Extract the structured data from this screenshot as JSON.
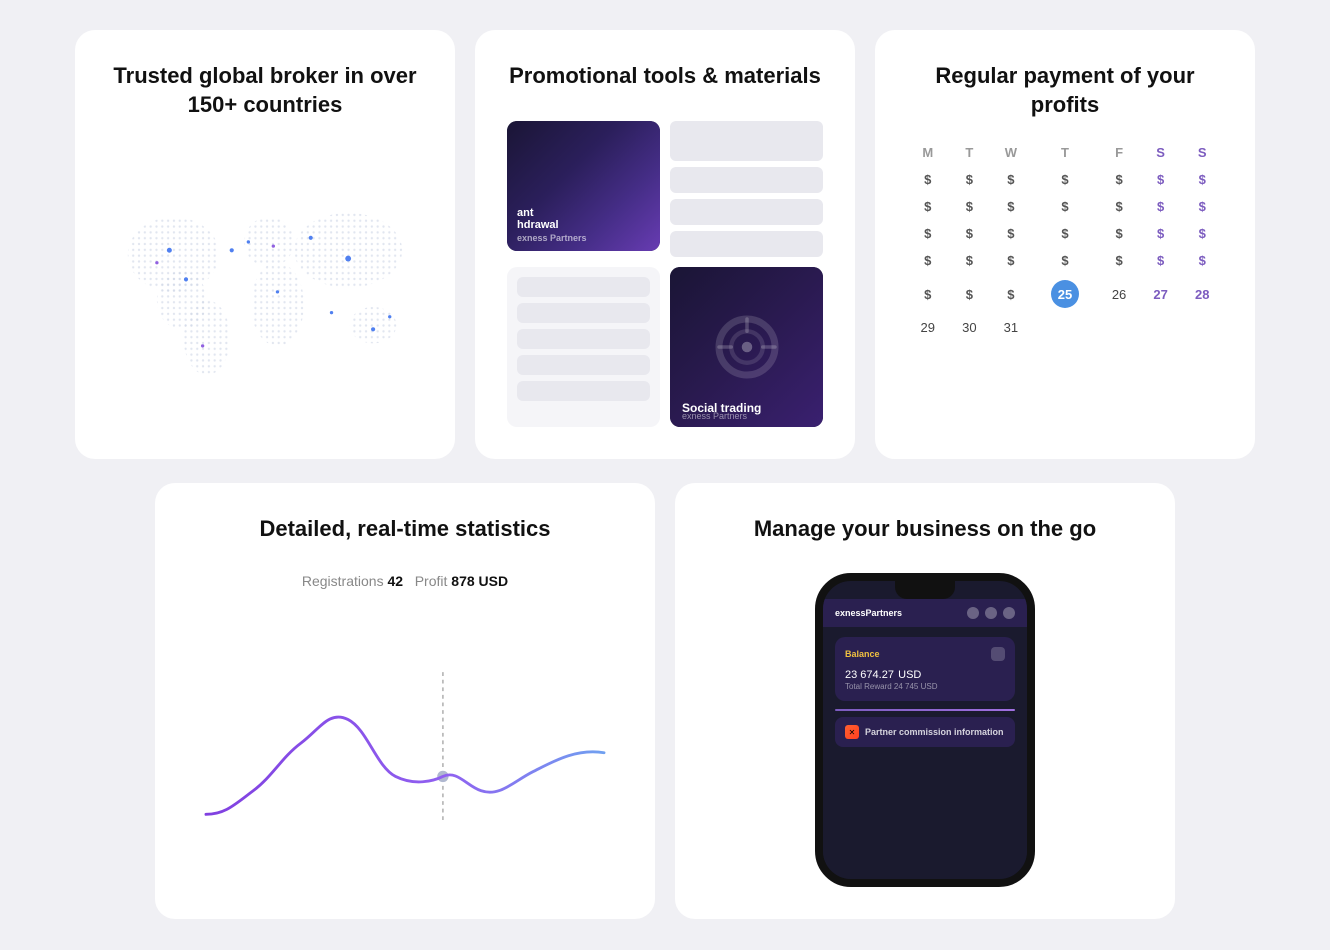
{
  "card1": {
    "title": "Trusted global broker in over 150+ countries"
  },
  "card2": {
    "title": "Promotional tools & materials",
    "item1_text": "ant\nhdrawal",
    "item1_brand": "exness Partners",
    "social_label": "Social trading",
    "social_brand": "exness Partners"
  },
  "card3": {
    "title": "Regular payment of your profits",
    "days": [
      "M",
      "T",
      "W",
      "T",
      "F",
      "S",
      "S"
    ],
    "today": "25",
    "day26": "26",
    "day27": "27",
    "day28": "28",
    "day29": "29",
    "day30": "30",
    "day31": "31"
  },
  "card4": {
    "title": "Detailed, real-time statistics",
    "registrations_label": "Registrations",
    "registrations_value": "42",
    "profit_label": "Profit",
    "profit_value": "878 USD"
  },
  "card5": {
    "title": "Manage your business on the go",
    "brand": "exnessPartners",
    "balance_label": "Balance",
    "balance_amount": "23 674",
    "balance_cents": ".27",
    "balance_currency": "USD",
    "balance_sub": "Total Reward 24 745 USD",
    "commission_label": "Partner commission information"
  }
}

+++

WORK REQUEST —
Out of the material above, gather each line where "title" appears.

RESULT —
    "title": "Trusted global broker in over 150+ countries"
    "title": "Promotional tools & materials",
    "title": "Regular payment of your profits",
    "title": "Detailed, real-time statistics",
    "title": "Manage your business on the go",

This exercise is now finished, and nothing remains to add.